··· Study material

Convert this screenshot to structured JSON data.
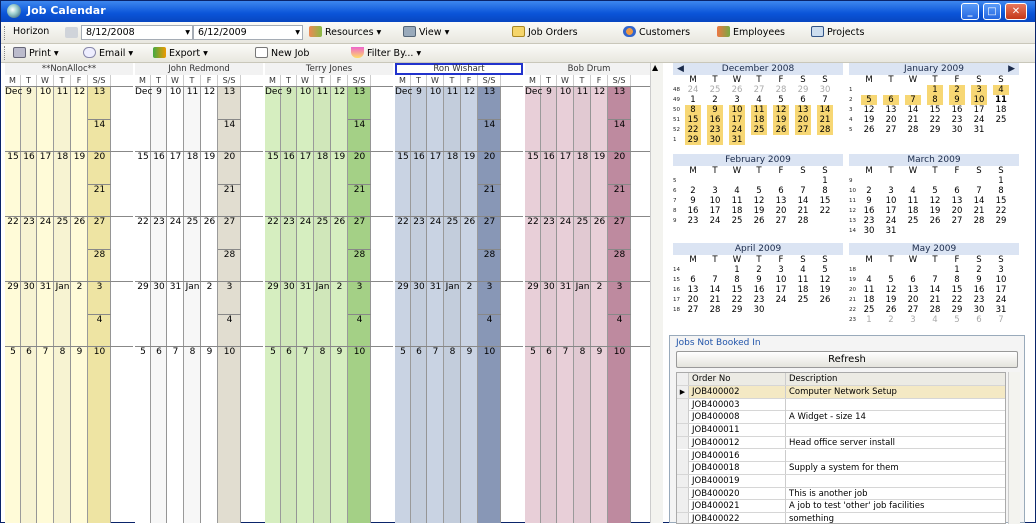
{
  "window": {
    "title": "Job Calendar"
  },
  "toolbar1": {
    "horizon_label": "Horizon",
    "start_date": "8/12/2008",
    "end_date": "6/12/2009",
    "resources": "Resources ▾",
    "view": "View ▾",
    "job_orders": "Job Orders",
    "customers": "Customers",
    "employees": "Employees",
    "projects": "Projects"
  },
  "toolbar2": {
    "print": "Print ▾",
    "email": "Email ▾",
    "export": "Export ▾",
    "new_job": "New Job",
    "filter": "Filter By... ▾"
  },
  "calendar": {
    "day_headers": [
      "M",
      "T",
      "W",
      "T",
      "F",
      "S/S"
    ],
    "employees": [
      {
        "name": "**NonAlloc**",
        "color": "#fffbd8",
        "dark": "#f5eba8"
      },
      {
        "name": "John Redmond",
        "color": "#ffffff",
        "dark": "#e8e4d6"
      },
      {
        "name": "Terry Jones",
        "color": "#d6eec0",
        "dark": "#a9d68a"
      },
      {
        "name": "Ron Wishart",
        "color": "#c9d3e3",
        "dark": "#8c9cbc"
      },
      {
        "name": "Bob Drum",
        "color": "#e8cfd8",
        "dark": "#c48ea4"
      }
    ],
    "weeks": [
      [
        "Dec",
        "9",
        "10",
        "11",
        "12",
        "13",
        "14"
      ],
      [
        "15",
        "16",
        "17",
        "18",
        "19",
        "20",
        "21"
      ],
      [
        "22",
        "23",
        "24",
        "25",
        "26",
        "27",
        "28"
      ],
      [
        "29",
        "30",
        "31",
        "Jan",
        "2",
        "3",
        "4"
      ],
      [
        "5",
        "6",
        "7",
        "8",
        "9",
        "10",
        ""
      ]
    ]
  },
  "mini_calendars": [
    {
      "month": "December 2008",
      "weeks": [
        [
          "48",
          "24",
          "25",
          "26",
          "27",
          "28",
          "29",
          "30"
        ],
        [
          "49",
          "1",
          "2",
          "3",
          "4",
          "5",
          "6",
          "7"
        ],
        [
          "50",
          "8",
          "9",
          "10",
          "11",
          "12",
          "13",
          "14"
        ],
        [
          "51",
          "15",
          "16",
          "17",
          "18",
          "19",
          "20",
          "21"
        ],
        [
          "52",
          "22",
          "23",
          "24",
          "25",
          "26",
          "27",
          "28"
        ],
        [
          "1",
          "29",
          "30",
          "31",
          "",
          "",
          "",
          ""
        ]
      ]
    },
    {
      "month": "January 2009",
      "weeks": [
        [
          "1",
          "",
          "",
          "",
          "1",
          "2",
          "3",
          "4"
        ],
        [
          "2",
          "5",
          "6",
          "7",
          "8",
          "9",
          "10",
          "11"
        ],
        [
          "3",
          "12",
          "13",
          "14",
          "15",
          "16",
          "17",
          "18"
        ],
        [
          "4",
          "19",
          "20",
          "21",
          "22",
          "23",
          "24",
          "25"
        ],
        [
          "5",
          "26",
          "27",
          "28",
          "29",
          "30",
          "31",
          ""
        ]
      ]
    },
    {
      "month": "February 2009",
      "weeks": [
        [
          "5",
          "",
          "",
          "",
          "",
          "",
          "",
          "1"
        ],
        [
          "6",
          "2",
          "3",
          "4",
          "5",
          "6",
          "7",
          "8"
        ],
        [
          "7",
          "9",
          "10",
          "11",
          "12",
          "13",
          "14",
          "15"
        ],
        [
          "8",
          "16",
          "17",
          "18",
          "19",
          "20",
          "21",
          "22"
        ],
        [
          "9",
          "23",
          "24",
          "25",
          "26",
          "27",
          "28",
          ""
        ]
      ]
    },
    {
      "month": "March 2009",
      "weeks": [
        [
          "9",
          "",
          "",
          "",
          "",
          "",
          "",
          "1"
        ],
        [
          "10",
          "2",
          "3",
          "4",
          "5",
          "6",
          "7",
          "8"
        ],
        [
          "11",
          "9",
          "10",
          "11",
          "12",
          "13",
          "14",
          "15"
        ],
        [
          "12",
          "16",
          "17",
          "18",
          "19",
          "20",
          "21",
          "22"
        ],
        [
          "13",
          "23",
          "24",
          "25",
          "26",
          "27",
          "28",
          "29"
        ],
        [
          "14",
          "30",
          "31",
          "",
          "",
          "",
          "",
          ""
        ]
      ]
    },
    {
      "month": "April 2009",
      "weeks": [
        [
          "14",
          "",
          "",
          "1",
          "2",
          "3",
          "4",
          "5"
        ],
        [
          "15",
          "6",
          "7",
          "8",
          "9",
          "10",
          "11",
          "12"
        ],
        [
          "16",
          "13",
          "14",
          "15",
          "16",
          "17",
          "18",
          "19"
        ],
        [
          "17",
          "20",
          "21",
          "22",
          "23",
          "24",
          "25",
          "26"
        ],
        [
          "18",
          "27",
          "28",
          "29",
          "30",
          "",
          "",
          ""
        ]
      ]
    },
    {
      "month": "May 2009",
      "weeks": [
        [
          "18",
          "",
          "",
          "",
          "",
          "1",
          "2",
          "3"
        ],
        [
          "19",
          "4",
          "5",
          "6",
          "7",
          "8",
          "9",
          "10"
        ],
        [
          "20",
          "11",
          "12",
          "13",
          "14",
          "15",
          "16",
          "17"
        ],
        [
          "21",
          "18",
          "19",
          "20",
          "21",
          "22",
          "23",
          "24"
        ],
        [
          "22",
          "25",
          "26",
          "27",
          "28",
          "29",
          "30",
          "31"
        ],
        [
          "23",
          "1",
          "2",
          "3",
          "4",
          "5",
          "6",
          "7"
        ]
      ]
    }
  ],
  "mini_dow": [
    "M",
    "T",
    "W",
    "T",
    "F",
    "S",
    "S"
  ],
  "jobs_panel": {
    "title": "Jobs Not Booked In",
    "refresh": "Refresh",
    "col_order": "Order No",
    "col_desc": "Description",
    "rows": [
      {
        "order": "JOB400002",
        "desc": "Computer Network Setup"
      },
      {
        "order": "JOB400003",
        "desc": ""
      },
      {
        "order": "JOB400008",
        "desc": "A Widget - size 14"
      },
      {
        "order": "JOB400011",
        "desc": ""
      },
      {
        "order": "JOB400012",
        "desc": "Head office server install"
      },
      {
        "order": "JOB400016",
        "desc": ""
      },
      {
        "order": "JOB400018",
        "desc": "Supply a system for them"
      },
      {
        "order": "JOB400019",
        "desc": ""
      },
      {
        "order": "JOB400020",
        "desc": "This is another job"
      },
      {
        "order": "JOB400021",
        "desc": "A job to test 'other' job facilities"
      },
      {
        "order": "JOB400022",
        "desc": "something"
      }
    ]
  }
}
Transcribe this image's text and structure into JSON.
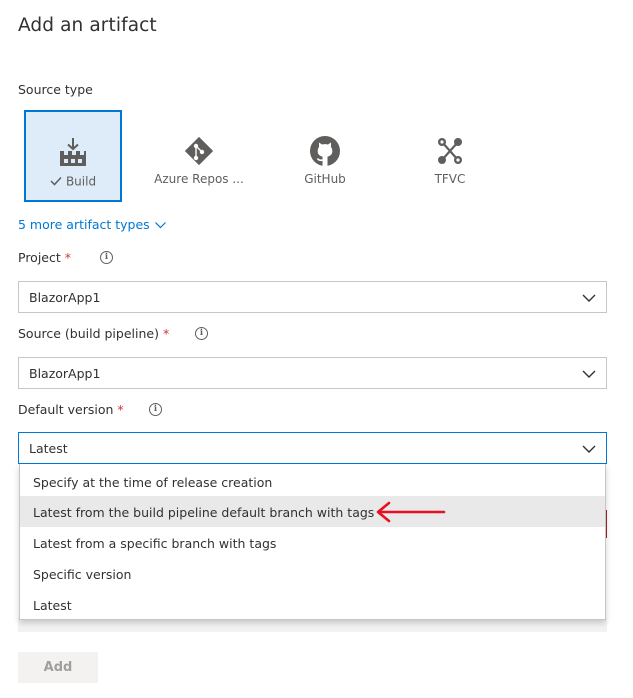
{
  "panel": {
    "title": "Add an artifact"
  },
  "source_type": {
    "label": "Source type",
    "tiles": [
      {
        "label": "Build",
        "icon": "build-pipeline-icon",
        "selected": true
      },
      {
        "label": "Azure Repos ...",
        "icon": "azure-repos-icon",
        "selected": false
      },
      {
        "label": "GitHub",
        "icon": "github-icon",
        "selected": false
      },
      {
        "label": "TFVC",
        "icon": "tfvc-icon",
        "selected": false
      }
    ],
    "more_types": "5 more artifact types"
  },
  "project": {
    "label": "Project",
    "required_mark": "*",
    "value": "BlazorApp1"
  },
  "source": {
    "label": "Source (build pipeline)",
    "required_mark": "*",
    "value": "BlazorApp1"
  },
  "default_version": {
    "label": "Default version",
    "required_mark": "*",
    "value": "Latest",
    "options": [
      "Specify at the time of release creation",
      "Latest from the build pipeline default branch with tags",
      "Latest from a specific branch with tags",
      "Specific version",
      "Latest"
    ],
    "highlighted_index": 1
  },
  "footer": {
    "add_label": "Add"
  },
  "colors": {
    "accent": "#0078d4",
    "required": "#d13438",
    "annotation_arrow": "#e81123",
    "hover_row": "#e9e9e9"
  }
}
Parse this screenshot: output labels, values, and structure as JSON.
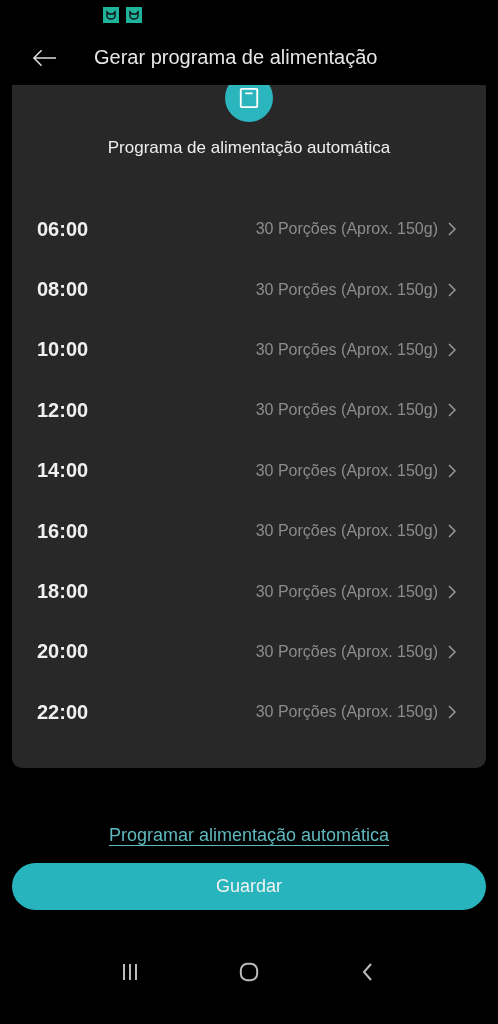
{
  "header": {
    "title": "Gerar programa de alimentação"
  },
  "card": {
    "title": "Programa de alimentação automática",
    "schedule": [
      {
        "time": "06:00",
        "portions": "30 Porções (Aprox. 150g)"
      },
      {
        "time": "08:00",
        "portions": "30 Porções (Aprox. 150g)"
      },
      {
        "time": "10:00",
        "portions": "30 Porções (Aprox. 150g)"
      },
      {
        "time": "12:00",
        "portions": "30 Porções (Aprox. 150g)"
      },
      {
        "time": "14:00",
        "portions": "30 Porções (Aprox. 150g)"
      },
      {
        "time": "16:00",
        "portions": "30 Porções (Aprox. 150g)"
      },
      {
        "time": "18:00",
        "portions": "30 Porções (Aprox. 150g)"
      },
      {
        "time": "20:00",
        "portions": "30 Porções (Aprox. 150g)"
      },
      {
        "time": "22:00",
        "portions": "30 Porções (Aprox. 150g)"
      }
    ]
  },
  "link": "Programar alimentação automática",
  "button": "Guardar"
}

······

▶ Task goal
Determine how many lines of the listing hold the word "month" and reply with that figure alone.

▶ Response below
6